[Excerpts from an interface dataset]

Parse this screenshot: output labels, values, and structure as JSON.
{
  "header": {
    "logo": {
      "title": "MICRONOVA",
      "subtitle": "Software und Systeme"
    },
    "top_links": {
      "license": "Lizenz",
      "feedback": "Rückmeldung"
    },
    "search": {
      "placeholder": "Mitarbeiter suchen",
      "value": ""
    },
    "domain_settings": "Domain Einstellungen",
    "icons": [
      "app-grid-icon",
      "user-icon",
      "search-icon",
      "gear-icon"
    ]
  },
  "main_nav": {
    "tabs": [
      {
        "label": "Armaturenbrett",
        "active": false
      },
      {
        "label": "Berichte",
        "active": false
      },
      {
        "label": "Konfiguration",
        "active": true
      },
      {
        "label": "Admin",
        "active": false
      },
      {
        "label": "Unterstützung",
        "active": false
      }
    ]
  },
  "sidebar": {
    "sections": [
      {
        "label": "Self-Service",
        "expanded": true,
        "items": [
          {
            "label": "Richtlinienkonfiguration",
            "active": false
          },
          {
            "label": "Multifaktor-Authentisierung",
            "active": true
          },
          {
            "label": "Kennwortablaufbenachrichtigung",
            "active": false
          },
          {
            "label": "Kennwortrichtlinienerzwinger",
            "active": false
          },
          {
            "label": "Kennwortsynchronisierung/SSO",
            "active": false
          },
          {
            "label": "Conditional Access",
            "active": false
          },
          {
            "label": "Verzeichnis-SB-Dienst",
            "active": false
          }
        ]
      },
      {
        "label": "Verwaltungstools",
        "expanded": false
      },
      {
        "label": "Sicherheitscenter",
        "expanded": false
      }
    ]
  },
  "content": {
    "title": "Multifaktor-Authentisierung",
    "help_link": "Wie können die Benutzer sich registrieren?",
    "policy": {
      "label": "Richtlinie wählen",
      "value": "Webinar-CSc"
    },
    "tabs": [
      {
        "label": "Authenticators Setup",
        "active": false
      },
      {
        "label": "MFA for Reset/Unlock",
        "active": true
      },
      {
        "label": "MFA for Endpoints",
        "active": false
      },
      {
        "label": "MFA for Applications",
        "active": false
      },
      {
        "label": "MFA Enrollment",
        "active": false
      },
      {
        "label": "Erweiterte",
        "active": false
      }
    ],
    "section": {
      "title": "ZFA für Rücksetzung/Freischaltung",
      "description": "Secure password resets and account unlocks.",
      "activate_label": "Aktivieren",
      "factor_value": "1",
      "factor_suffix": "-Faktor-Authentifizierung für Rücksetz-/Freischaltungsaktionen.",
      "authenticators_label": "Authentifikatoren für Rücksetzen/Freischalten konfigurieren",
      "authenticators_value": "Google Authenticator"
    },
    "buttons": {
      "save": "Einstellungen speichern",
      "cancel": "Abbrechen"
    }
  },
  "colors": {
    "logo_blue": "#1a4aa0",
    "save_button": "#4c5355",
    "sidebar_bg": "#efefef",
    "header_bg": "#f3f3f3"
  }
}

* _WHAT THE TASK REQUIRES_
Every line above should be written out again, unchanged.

* _PROBLEM SOLUTION_
Parse this screenshot: output labels, values, and structure as JSON.
{
  "header": {
    "logo": {
      "title": "MICRONOVA",
      "subtitle": "Software und Systeme"
    },
    "top_links": {
      "license": "Lizenz",
      "feedback": "Rückmeldung"
    },
    "search": {
      "placeholder": "Mitarbeiter suchen",
      "value": ""
    },
    "domain_settings": "Domain Einstellungen",
    "icons": [
      "app-grid-icon",
      "user-icon",
      "search-icon",
      "gear-icon"
    ]
  },
  "main_nav": {
    "tabs": [
      {
        "label": "Armaturenbrett",
        "active": false
      },
      {
        "label": "Berichte",
        "active": false
      },
      {
        "label": "Konfiguration",
        "active": true
      },
      {
        "label": "Admin",
        "active": false
      },
      {
        "label": "Unterstützung",
        "active": false
      }
    ]
  },
  "sidebar": {
    "sections": [
      {
        "label": "Self-Service",
        "expanded": true,
        "items": [
          {
            "label": "Richtlinienkonfiguration",
            "active": false
          },
          {
            "label": "Multifaktor-Authentisierung",
            "active": true
          },
          {
            "label": "Kennwortablaufbenachrichtigung",
            "active": false
          },
          {
            "label": "Kennwortrichtlinienerzwinger",
            "active": false
          },
          {
            "label": "Kennwortsynchronisierung/SSO",
            "active": false
          },
          {
            "label": "Conditional Access",
            "active": false
          },
          {
            "label": "Verzeichnis-SB-Dienst",
            "active": false
          }
        ]
      },
      {
        "label": "Verwaltungstools",
        "expanded": false
      },
      {
        "label": "Sicherheitscenter",
        "expanded": false
      }
    ]
  },
  "content": {
    "title": "Multifaktor-Authentisierung",
    "help_link": "Wie können die Benutzer sich registrieren?",
    "policy": {
      "label": "Richtlinie wählen",
      "value": "Webinar-CSc"
    },
    "tabs": [
      {
        "label": "Authenticators Setup",
        "active": false
      },
      {
        "label": "MFA for Reset/Unlock",
        "active": true
      },
      {
        "label": "MFA for Endpoints",
        "active": false
      },
      {
        "label": "MFA for Applications",
        "active": false
      },
      {
        "label": "MFA Enrollment",
        "active": false
      },
      {
        "label": "Erweiterte",
        "active": false
      }
    ],
    "section": {
      "title": "ZFA für Rücksetzung/Freischaltung",
      "description": "Secure password resets and account unlocks.",
      "activate_label": "Aktivieren",
      "factor_value": "1",
      "factor_suffix": "-Faktor-Authentifizierung für Rücksetz-/Freischaltungsaktionen.",
      "authenticators_label": "Authentifikatoren für Rücksetzen/Freischalten konfigurieren",
      "authenticators_value": "Google Authenticator"
    },
    "buttons": {
      "save": "Einstellungen speichern",
      "cancel": "Abbrechen"
    }
  },
  "colors": {
    "logo_blue": "#1a4aa0",
    "save_button": "#4c5355",
    "sidebar_bg": "#efefef",
    "header_bg": "#f3f3f3"
  }
}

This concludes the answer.